Then importantly for our learning experience we all had a go at candle-making,while Hugh Simmons talked to us about education at Blists Hill. We discussed some of the ideas that have worked, how he comes up with ideas, and how these are adapted for summer holiday activities. This includes candle making, soap making and typesetting and printing workshops.
And last but not least we met Laura Simcox, who is a recent graduate from another cultural apprentice scheme. Laura is the Special Events and Corporate Hospitality Assistant at Ironbridge Gorge Museum Trust, and runs events at Blists Hill. Meanwhile she is also working in her own time on a masters course and kindly talked us through her role at Blists Hill as well as discussing her course at Leicester.
It was a great day and we all came away feeling inspired for our future careers and ready to start filling in lots of job applications.
It’s been nearly two months since the artworks for Stanhope Forbes’ England went back to their owners and one year since we began the Skills for the Future traineeships, so I have been reflecting on all that I have learned.
As part of evaluating the exhibition, I hosted a swap shop, introducing the trainees to the principles of front-end, formative and summative evaluation before we spent a few hours observing visitors to Stanhope Forbes’ England.
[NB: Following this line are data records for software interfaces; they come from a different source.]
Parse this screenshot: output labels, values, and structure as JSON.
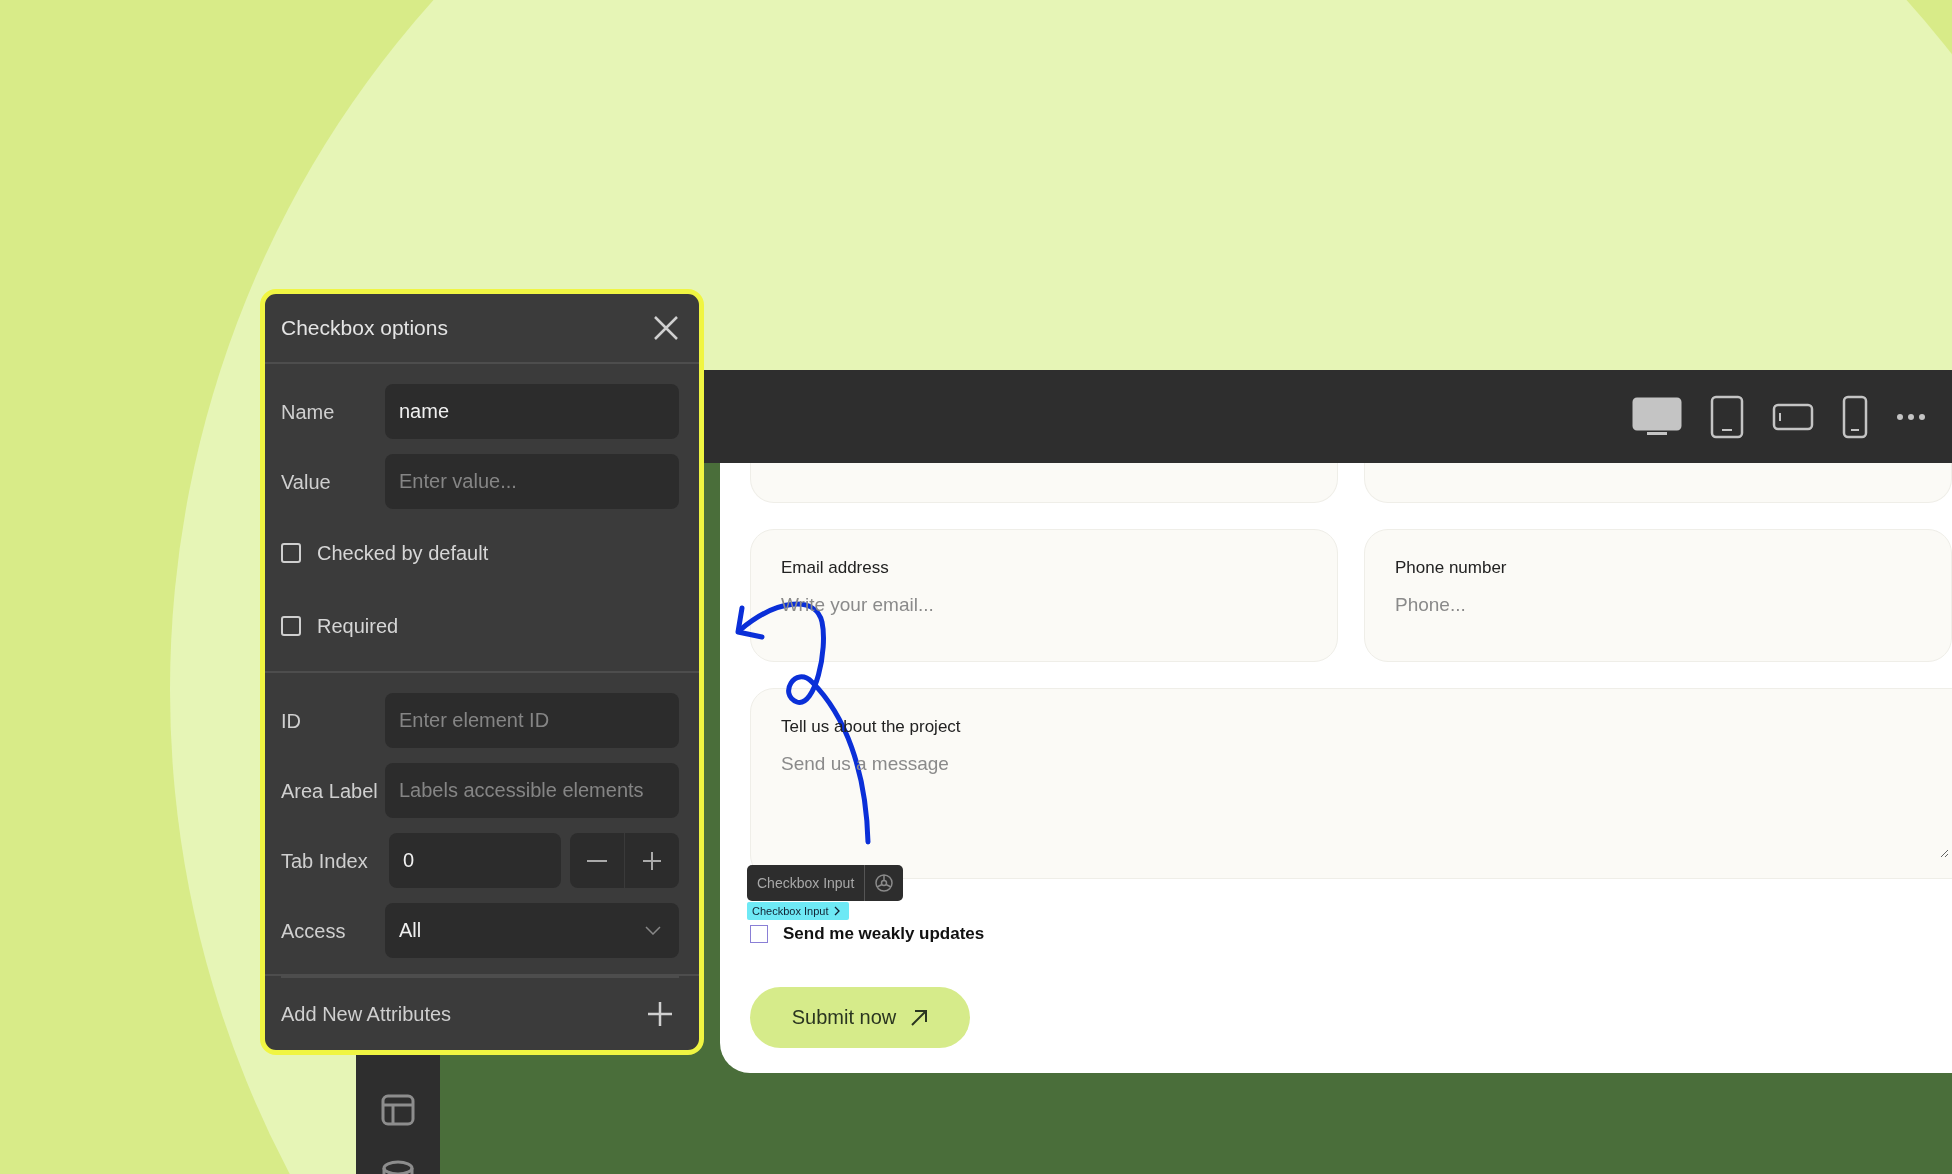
{
  "toolbar": {
    "devices": [
      {
        "kind": "desktop",
        "selected": true
      },
      {
        "kind": "tablet",
        "selected": false
      },
      {
        "kind": "tablet-landscape",
        "selected": false
      },
      {
        "kind": "phone",
        "selected": false
      }
    ]
  },
  "panel": {
    "title": "Checkbox options",
    "groups": [
      [
        {
          "kind": "input",
          "label": "Name",
          "value": "name"
        },
        {
          "kind": "input",
          "label": "Value",
          "placeholder": "Enter value..."
        },
        {
          "kind": "checkbox",
          "label": "Checked by default",
          "checked": false
        },
        {
          "kind": "checkbox",
          "label": "Required",
          "checked": false
        }
      ],
      [
        {
          "kind": "input",
          "label": "ID",
          "placeholder": "Enter element ID"
        },
        {
          "kind": "input",
          "label": "Area Label",
          "placeholder": "Labels accessible elements"
        },
        {
          "kind": "stepper",
          "label": "Tab Index",
          "value": "0"
        },
        {
          "kind": "select",
          "label": "Access",
          "value": "All"
        }
      ]
    ],
    "add_label": "Add New Attributes"
  },
  "form": {
    "fields": [
      {
        "kind": "input",
        "label": "Email address",
        "placeholder": "Write your email..."
      },
      {
        "kind": "input",
        "label": "Phone number",
        "placeholder": "Phone..."
      },
      {
        "kind": "textarea",
        "label": "Tell us about the project",
        "placeholder": "Send us a message"
      }
    ],
    "selection_toolbar": {
      "label": "Checkbox Input"
    },
    "selection_tag": "Checkbox Input",
    "checkbox": {
      "label": "Send me weakly updates",
      "checked": false
    },
    "submit": "Submit now"
  }
}
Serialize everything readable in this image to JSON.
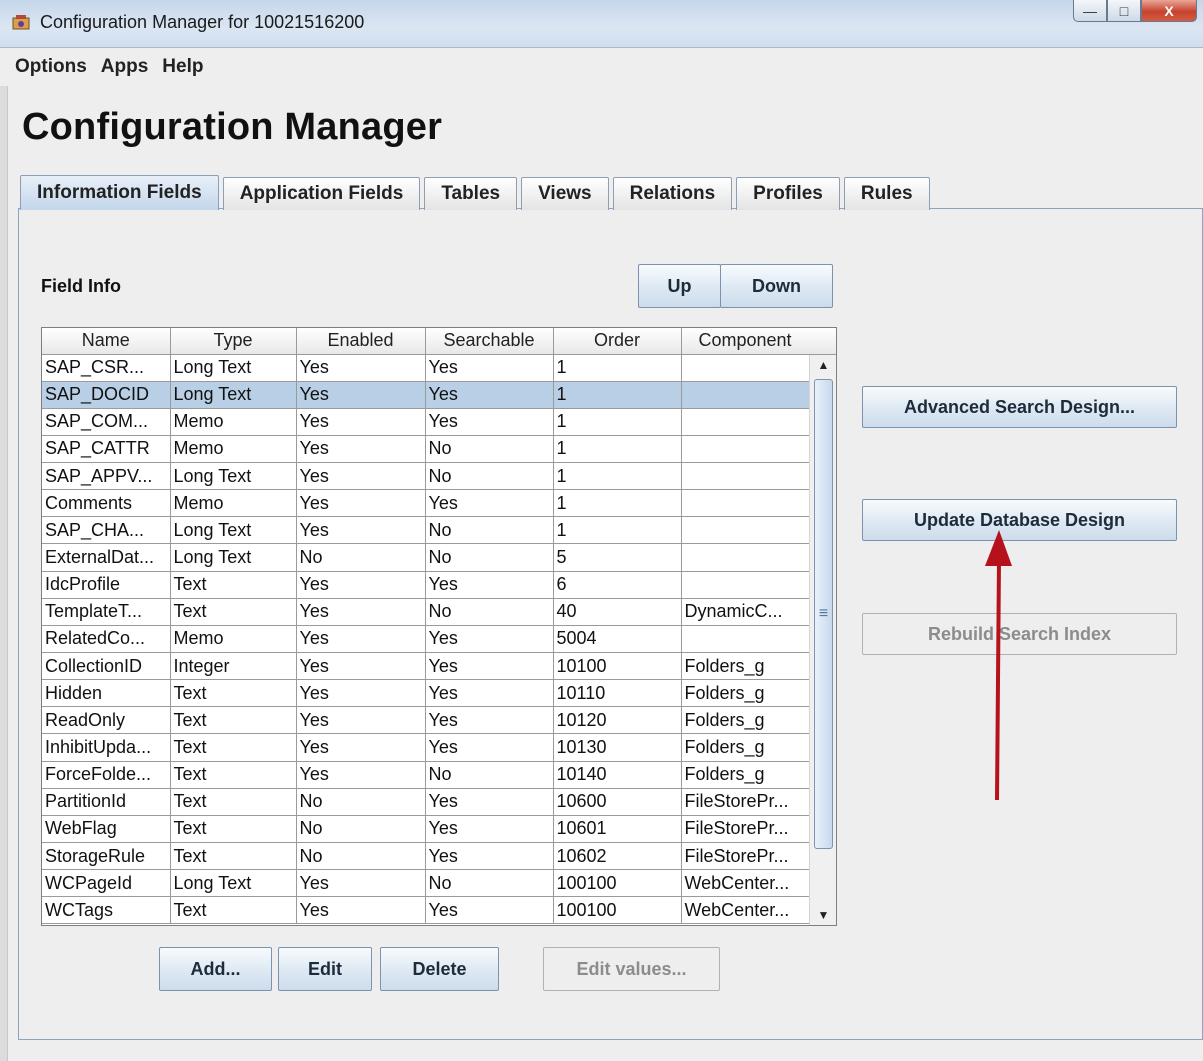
{
  "window": {
    "title": "Configuration Manager for 10021516200",
    "controls": {
      "minimize": "—",
      "maximize": "□",
      "close": "X"
    }
  },
  "menu": [
    "Options",
    "Apps",
    "Help"
  ],
  "page_title": "Configuration Manager",
  "tabs": [
    {
      "label": "Information Fields",
      "active": true
    },
    {
      "label": "Application Fields",
      "active": false
    },
    {
      "label": "Tables",
      "active": false
    },
    {
      "label": "Views",
      "active": false
    },
    {
      "label": "Relations",
      "active": false
    },
    {
      "label": "Profiles",
      "active": false
    },
    {
      "label": "Rules",
      "active": false
    }
  ],
  "field_info": {
    "label": "Field Info",
    "up_label": "Up",
    "down_label": "Down",
    "columns": [
      "Name",
      "Type",
      "Enabled",
      "Searchable",
      "Order",
      "Component"
    ],
    "rows": [
      [
        "SAP_CSR...",
        "Long Text",
        "Yes",
        "Yes",
        "1",
        ""
      ],
      [
        "SAP_DOCID",
        "Long Text",
        "Yes",
        "Yes",
        "1",
        ""
      ],
      [
        "SAP_COM...",
        "Memo",
        "Yes",
        "Yes",
        "1",
        ""
      ],
      [
        "SAP_CATTR",
        "Memo",
        "Yes",
        "No",
        "1",
        ""
      ],
      [
        "SAP_APPV...",
        "Long Text",
        "Yes",
        "No",
        "1",
        ""
      ],
      [
        "Comments",
        "Memo",
        "Yes",
        "Yes",
        "1",
        ""
      ],
      [
        "SAP_CHA...",
        "Long Text",
        "Yes",
        "No",
        "1",
        ""
      ],
      [
        "ExternalDat...",
        "Long Text",
        "No",
        "No",
        "5",
        ""
      ],
      [
        "IdcProfile",
        "Text",
        "Yes",
        "Yes",
        "6",
        ""
      ],
      [
        "TemplateT...",
        "Text",
        "Yes",
        "No",
        "40",
        "DynamicC..."
      ],
      [
        "RelatedCo...",
        "Memo",
        "Yes",
        "Yes",
        "5004",
        ""
      ],
      [
        "CollectionID",
        "Integer",
        "Yes",
        "Yes",
        "10100",
        "Folders_g"
      ],
      [
        "Hidden",
        "Text",
        "Yes",
        "Yes",
        "10110",
        "Folders_g"
      ],
      [
        "ReadOnly",
        "Text",
        "Yes",
        "Yes",
        "10120",
        "Folders_g"
      ],
      [
        "InhibitUpda...",
        "Text",
        "Yes",
        "Yes",
        "10130",
        "Folders_g"
      ],
      [
        "ForceFolde...",
        "Text",
        "Yes",
        "No",
        "10140",
        "Folders_g"
      ],
      [
        "PartitionId",
        "Text",
        "No",
        "Yes",
        "10600",
        "FileStorePr..."
      ],
      [
        "WebFlag",
        "Text",
        "No",
        "Yes",
        "10601",
        "FileStorePr..."
      ],
      [
        "StorageRule",
        "Text",
        "No",
        "Yes",
        "10602",
        "FileStorePr..."
      ],
      [
        "WCPageId",
        "Long Text",
        "Yes",
        "No",
        "100100",
        "WebCenter..."
      ],
      [
        "WCTags",
        "Text",
        "Yes",
        "Yes",
        "100100",
        "WebCenter..."
      ]
    ],
    "selected_row": 1,
    "add_label": "Add...",
    "edit_label": "Edit",
    "delete_label": "Delete",
    "edit_values_label": "Edit values..."
  },
  "side_buttons": {
    "advanced_search": "Advanced Search Design...",
    "update_database": "Update Database Design",
    "rebuild_index": "Rebuild Search Index"
  },
  "annotation_color": "#b5121b"
}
From these observations and evaluating visitor numbers and the comments book we now know that:
- There were around 19,000 visitors to the building during the duration of the exhibition
- 81% of visitors came specifically for the Forbes exhibition
- 51% of visitors came from outside the WR postcodes
We also received some inspiring comments in the visitor book, including:
“Thank you for bringing this exhibition to Worcester”
“Excellent exhibition. Inspires me to find out more.”
“Chadding in Mounts Bay – one of the great paintings of the 20th century. A fine exhibition well worth the drive from Newlyn to Worcester!”
A particularly lovely moment in evaluating the exhibition came when one of the trainees observed two couples who came separately and did not know each other, but began to talk about the exhibition and then continued around the museum together. These types of comments and observations make me feel so proud of everything that Worcester City Art Gallery and Museum achieves and highlights what exhibitions can bring to the local community.
Evaluating my learning while working on Stanhope Forbes’ England has also filled me with pride, in both my own achievements and in the people I work with. I was offered a rare combination of freedom and support from the team here at MAG, which I believe significantly fast-tracked my learning. Curating Stanhope Forbes’ England offered me an in-depth understanding of the complex processes behind loans based exhibitions including project management; securing Government Indemnity insurance; arranging transportation and packaging; managing environmental conditions; planning an exhibition hang; writing interpretation, marketing materials and a companion publication; as well as giving public talks and tours.
I am aware what an incredible privilege this is at such an early stage in my career and the benefits I have gained do not only lie in this widened skills set, but have also had tangible results as I have been offered ongoing curatorial work at Museums Worcestershire. I have also been awarded a position on the British Arts Network’s Early Career Curators Group (supported by Arts Council England and Tate) for the next two years which includes a professional development bursary. I hope to use these opportunities to continue bringing great exhibitions to Worcester and to continue developing as a heritage professional.